As you know, newborn children in the maternity house are getting vaccines from hepatitis B. Is it necessary for the child who did not have contacts with sick people?

Such vaccination is necessary for prevention. No matter whether if there was contact or not. We cannot know this. It is better if baby will be protected in advance. The situation with hepatitis B is different than with hepatitis C – there are no medications against hepatitis B. It is better to prevent it with vaccination. This is the only effective method there is. According to the recommendations of the World Health Organization, the first vaccination of Hepatitis B has to be done to a child in the first day of life. The second and the third in future months. In general, there are a lot of kind of hepatitis: A, B, C, D and others. They all affect a liver, but the ways of infection are different.

How are you finding it here in Ukraine?

It is very friendly. People with such admiration and dedication are working on projects. We are very pleased with our partners. For example, thanks to the Public Health Center, we have a connection with the Ministry of Health, which shows how it is transformed into a state policy. Such commitments to the project and the support of the MOH for project implementation are positively evaluated by international donors.

In your opinion, what should the Ukrainian interest be?

I think you should to increase the interest to a new diagnostic model of hepatitis C and access to testing and treatment for hepatitis C.

Tetiana Barnard

Is it possible to do tests only in Kyiv according to your project?

Today our project is being implemented in two healthcare institutions: Kyiv Clinical City Hospital №5 and the Institute of Epidemiology and Infectious Diseases of L.V.Gromashevskiy (Department of Viral Hepatitis and AIDS). Our partner organizations are providing rapid testing for HCV. Key populations from other regions in Ukraine also have an opportunity to enter the project, but they will need to confirm their HCV diagnosis in Kyiv.
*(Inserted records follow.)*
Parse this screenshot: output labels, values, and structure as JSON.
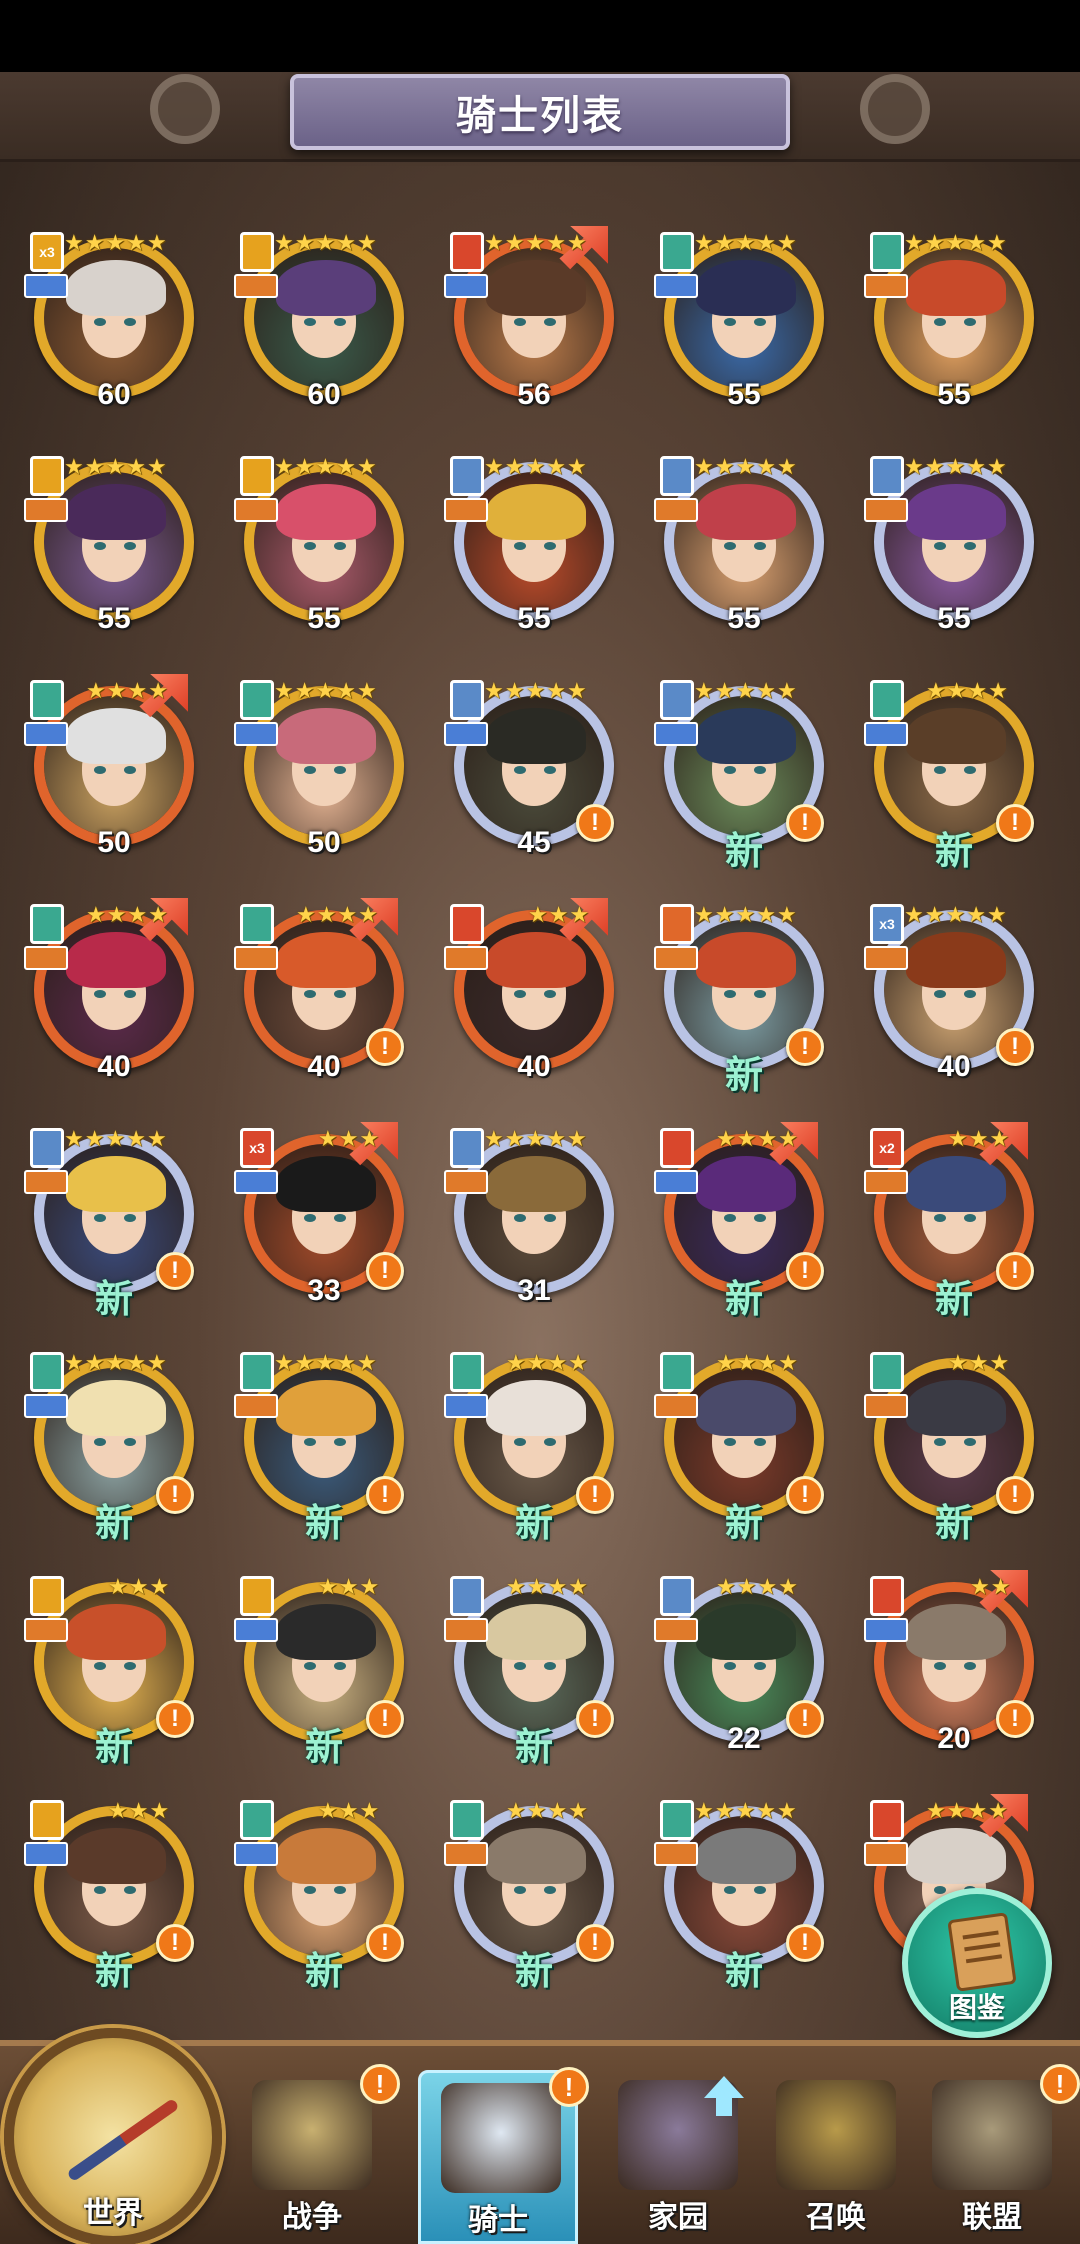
{
  "header": {
    "title": "骑士列表"
  },
  "knights": [
    {
      "level": "60",
      "stars": 5,
      "ring": "gold",
      "top": "yellow",
      "topText": "x3",
      "sub": "blue",
      "arrow": false,
      "alert": false,
      "hair": "#d8d2cc",
      "bg": "#8a5a34"
    },
    {
      "level": "60",
      "stars": 5,
      "ring": "gold",
      "top": "yellow",
      "topText": "",
      "sub": "orange",
      "arrow": false,
      "alert": false,
      "hair": "#5a3e7a",
      "bg": "#3a5a4a"
    },
    {
      "level": "56",
      "stars": 5,
      "ring": "red",
      "top": "red",
      "topText": "",
      "sub": "blue",
      "arrow": true,
      "alert": false,
      "hair": "#5a3a28",
      "bg": "#b87a4a"
    },
    {
      "level": "55",
      "stars": 5,
      "ring": "gold",
      "top": "teal",
      "topText": "",
      "sub": "blue",
      "arrow": false,
      "alert": false,
      "hair": "#2a2e54",
      "bg": "#3a6aa8"
    },
    {
      "level": "55",
      "stars": 5,
      "ring": "gold",
      "top": "teal",
      "topText": "",
      "sub": "orange",
      "arrow": false,
      "alert": false,
      "hair": "#c84a2a",
      "bg": "#e0a060"
    },
    {
      "level": "55",
      "stars": 5,
      "ring": "gold",
      "top": "yellow",
      "topText": "",
      "sub": "orange",
      "arrow": false,
      "alert": false,
      "hair": "#4a2a5a",
      "bg": "#7a5a90"
    },
    {
      "level": "55",
      "stars": 5,
      "ring": "gold",
      "top": "yellow",
      "topText": "",
      "sub": "orange",
      "arrow": false,
      "alert": false,
      "hair": "#d8506a",
      "bg": "#a85a6a"
    },
    {
      "level": "55",
      "stars": 5,
      "ring": "silver",
      "top": "blue",
      "topText": "",
      "sub": "orange",
      "arrow": false,
      "alert": false,
      "hair": "#e0b03a",
      "bg": "#b84a2a"
    },
    {
      "level": "55",
      "stars": 5,
      "ring": "silver",
      "top": "blue",
      "topText": "",
      "sub": "orange",
      "arrow": false,
      "alert": false,
      "hair": "#c0404a",
      "bg": "#d8a070"
    },
    {
      "level": "55",
      "stars": 5,
      "ring": "silver",
      "top": "blue",
      "topText": "",
      "sub": "orange",
      "arrow": false,
      "alert": false,
      "hair": "#6a3a8a",
      "bg": "#8a5aa0"
    },
    {
      "level": "50",
      "stars": 4,
      "ring": "red",
      "top": "teal",
      "topText": "",
      "sub": "blue",
      "arrow": true,
      "alert": false,
      "hair": "#e0e0e0",
      "bg": "#c8a060"
    },
    {
      "level": "50",
      "stars": 5,
      "ring": "gold",
      "top": "teal",
      "topText": "",
      "sub": "blue",
      "arrow": false,
      "alert": false,
      "hair": "#c86a7a",
      "bg": "#e0b090"
    },
    {
      "level": "45",
      "stars": 5,
      "ring": "silver",
      "top": "blue",
      "topText": "",
      "sub": "blue",
      "arrow": false,
      "alert": true,
      "hair": "#2a2a24",
      "bg": "#4a4a3a"
    },
    {
      "level": "新",
      "stars": 5,
      "ring": "silver",
      "top": "blue",
      "topText": "",
      "sub": "blue",
      "arrow": false,
      "alert": true,
      "hair": "#2a3a5a",
      "bg": "#6a8a5a"
    },
    {
      "level": "新",
      "stars": 4,
      "ring": "gold",
      "top": "teal",
      "topText": "",
      "sub": "blue",
      "arrow": false,
      "alert": true,
      "hair": "#5a3e28",
      "bg": "#8a6a48"
    },
    {
      "level": "40",
      "stars": 4,
      "ring": "red",
      "top": "teal",
      "topText": "",
      "sub": "orange",
      "arrow": true,
      "alert": false,
      "hair": "#b82a4a",
      "bg": "#5a2a4a"
    },
    {
      "level": "40",
      "stars": 4,
      "ring": "red",
      "top": "teal",
      "topText": "",
      "sub": "orange",
      "arrow": true,
      "alert": true,
      "hair": "#d85a2a",
      "bg": "#6a4a3a"
    },
    {
      "level": "40",
      "stars": 3,
      "ring": "red",
      "top": "red",
      "topText": "",
      "sub": "orange",
      "arrow": true,
      "alert": false,
      "hair": "#c84a2a",
      "bg": "#3a2a2a"
    },
    {
      "level": "新",
      "stars": 5,
      "ring": "silver",
      "top": "orange",
      "topText": "",
      "sub": "orange",
      "arrow": false,
      "alert": true,
      "hair": "#c84a2a",
      "bg": "#7a9aa0"
    },
    {
      "level": "40",
      "stars": 5,
      "ring": "silver",
      "top": "blue",
      "topText": "x3",
      "sub": "orange",
      "arrow": false,
      "alert": true,
      "hair": "#8a3a1a",
      "bg": "#c8a070"
    },
    {
      "level": "新",
      "stars": 5,
      "ring": "silver",
      "top": "blue",
      "topText": "",
      "sub": "orange",
      "arrow": false,
      "alert": true,
      "hair": "#e8c04a",
      "bg": "#3a4a7a"
    },
    {
      "level": "33",
      "stars": 3,
      "ring": "red",
      "top": "red",
      "topText": "x3",
      "sub": "blue",
      "arrow": true,
      "alert": true,
      "hair": "#1a1a1a",
      "bg": "#a04a2a"
    },
    {
      "level": "31",
      "stars": 5,
      "ring": "silver",
      "top": "blue",
      "topText": "",
      "sub": "orange",
      "arrow": false,
      "alert": false,
      "hair": "#8a6a3a",
      "bg": "#5a4a3a"
    },
    {
      "level": "新",
      "stars": 4,
      "ring": "red",
      "top": "red",
      "topText": "",
      "sub": "blue",
      "arrow": true,
      "alert": true,
      "hair": "#5a2a7a",
      "bg": "#3a2a5a"
    },
    {
      "level": "新",
      "stars": 3,
      "ring": "red",
      "top": "red",
      "topText": "x2",
      "sub": "orange",
      "arrow": true,
      "alert": true,
      "hair": "#3a4a7a",
      "bg": "#a05a3a"
    },
    {
      "level": "新",
      "stars": 5,
      "ring": "gold",
      "top": "teal",
      "topText": "",
      "sub": "blue",
      "arrow": false,
      "alert": true,
      "hair": "#f0e0b0",
      "bg": "#8aa0a0"
    },
    {
      "level": "新",
      "stars": 5,
      "ring": "gold",
      "top": "teal",
      "topText": "",
      "sub": "orange",
      "arrow": false,
      "alert": true,
      "hair": "#e0a03a",
      "bg": "#3a5a7a"
    },
    {
      "level": "新",
      "stars": 4,
      "ring": "gold",
      "top": "teal",
      "topText": "",
      "sub": "blue",
      "arrow": false,
      "alert": true,
      "hair": "#e8e0d8",
      "bg": "#6a5a4a"
    },
    {
      "level": "新",
      "stars": 4,
      "ring": "gold",
      "top": "teal",
      "topText": "",
      "sub": "orange",
      "arrow": false,
      "alert": true,
      "hair": "#4a4a6a",
      "bg": "#7a3a2a"
    },
    {
      "level": "新",
      "stars": 3,
      "ring": "gold",
      "top": "teal",
      "topText": "",
      "sub": "orange",
      "arrow": false,
      "alert": true,
      "hair": "#3a3a44",
      "bg": "#5a3a4a"
    },
    {
      "level": "新",
      "stars": 3,
      "ring": "gold",
      "top": "yellow",
      "topText": "",
      "sub": "orange",
      "arrow": false,
      "alert": true,
      "hair": "#c8502a",
      "bg": "#e0b050"
    },
    {
      "level": "新",
      "stars": 3,
      "ring": "gold",
      "top": "yellow",
      "topText": "",
      "sub": "blue",
      "arrow": false,
      "alert": true,
      "hair": "#2a2a2a",
      "bg": "#c8b080"
    },
    {
      "level": "新",
      "stars": 4,
      "ring": "silver",
      "top": "blue",
      "topText": "",
      "sub": "orange",
      "arrow": false,
      "alert": true,
      "hair": "#d8c8a0",
      "bg": "#5a6a5a"
    },
    {
      "level": "22",
      "stars": 4,
      "ring": "silver",
      "top": "blue",
      "topText": "",
      "sub": "orange",
      "arrow": false,
      "alert": true,
      "hair": "#2a3a2a",
      "bg": "#4a8a5a"
    },
    {
      "level": "20",
      "stars": 2,
      "ring": "red",
      "top": "red",
      "topText": "",
      "sub": "blue",
      "arrow": true,
      "alert": true,
      "hair": "#8a7a6a",
      "bg": "#c87a5a"
    },
    {
      "level": "新",
      "stars": 3,
      "ring": "gold",
      "top": "yellow",
      "topText": "",
      "sub": "blue",
      "arrow": false,
      "alert": true,
      "hair": "#5a3a2a",
      "bg": "#7a5a48"
    },
    {
      "level": "新",
      "stars": 3,
      "ring": "gold",
      "top": "teal",
      "topText": "",
      "sub": "blue",
      "arrow": false,
      "alert": true,
      "hair": "#c87a3a",
      "bg": "#d8a070"
    },
    {
      "level": "新",
      "stars": 4,
      "ring": "silver",
      "top": "teal",
      "topText": "",
      "sub": "orange",
      "arrow": false,
      "alert": true,
      "hair": "#8a7a6a",
      "bg": "#6a5a4a"
    },
    {
      "level": "新",
      "stars": 5,
      "ring": "silver",
      "top": "teal",
      "topText": "",
      "sub": "orange",
      "arrow": false,
      "alert": true,
      "hair": "#7a7a7a",
      "bg": "#8a4a3a"
    },
    {
      "level": "",
      "stars": 4,
      "ring": "red",
      "top": "red",
      "topText": "",
      "sub": "orange",
      "arrow": true,
      "alert": false,
      "hair": "#d8d0c8",
      "bg": "#8a6a5a"
    }
  ],
  "dex": {
    "label": "图鉴",
    "icon": "scroll-icon"
  },
  "nav": {
    "world": "世界",
    "tabs": [
      {
        "label": "战争",
        "icon": "map-icon",
        "alert": true,
        "active": false,
        "color": "#c8b070"
      },
      {
        "label": "骑士",
        "icon": "knight-icon",
        "alert": true,
        "active": true,
        "color": "#dfe8f2"
      },
      {
        "label": "家园",
        "icon": "house-icon",
        "alert": false,
        "active": false,
        "color": "#8a7a9a"
      },
      {
        "label": "召唤",
        "icon": "train-icon",
        "alert": false,
        "active": false,
        "color": "#b89a4a"
      },
      {
        "label": "联盟",
        "icon": "castle-icon",
        "alert": true,
        "active": false,
        "color": "#a89a7a"
      }
    ]
  }
}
There is has already been assigned a special laboratory analysis. If it is positive, then a person undergoes further examinations, followed by HCV treatment. Three months after the treatment is complete, participant need to take a test to make sure that the person really has recovered. In fact, the treatment lasts for three months, and then you need to make sure that it has been successful.

How exactly is the treatment is happening?

Medications given to a project participant in several doses. So usually a person has 4-5 visits to the treatment facility during the project. During such a visit, there is a consultation with a doctor to see if patient is tolerating treatment, if he/she has any complaints etc. We pay significant attention to treatment safety especially during the early weeks of treatment.

Treatment under the project is free of charge. But how much do cure for hepatitis C cost?

These are new technologies and new drugs that are being used globaly. They are expensive in th most of the Western, developed countries. According to the World Bank criteria, Ukraine refers to low-middle income countries. Therefore, the one of the manufactures offers a special price of 300USD per bottle. So, for three months of treatment it is $900. At the Ministry of Health of Ukraine say that prices can be further reduced.

How long your project in Ukraine will last?

It began in October 2017. We have more than 500 patients on HCV treatment currently. Most of them have co-infection, so they have been diagnosed with HIV and viral hepatitis C. We have already supplied HCV drugs for 866 patients in healthcare facilities.

Among 500 recruited in the project some have already completed treatment, some are still continuing with their treatment. 164 people completed treatment and they are waiting for another three months to have the test and finally make sure that they have been cured.

The number of patients we treat is quite small comparing to the national scale. The need for the treatment in Ukraine is much higher than we can cover within the project resources. But there are other projects implemented by partner organizations and the Ministry of Health are also plan to provide HCV treatment to more patients in 2019.

The fight against the virus continues…

Daria Panchenko, “Ukrainian Interest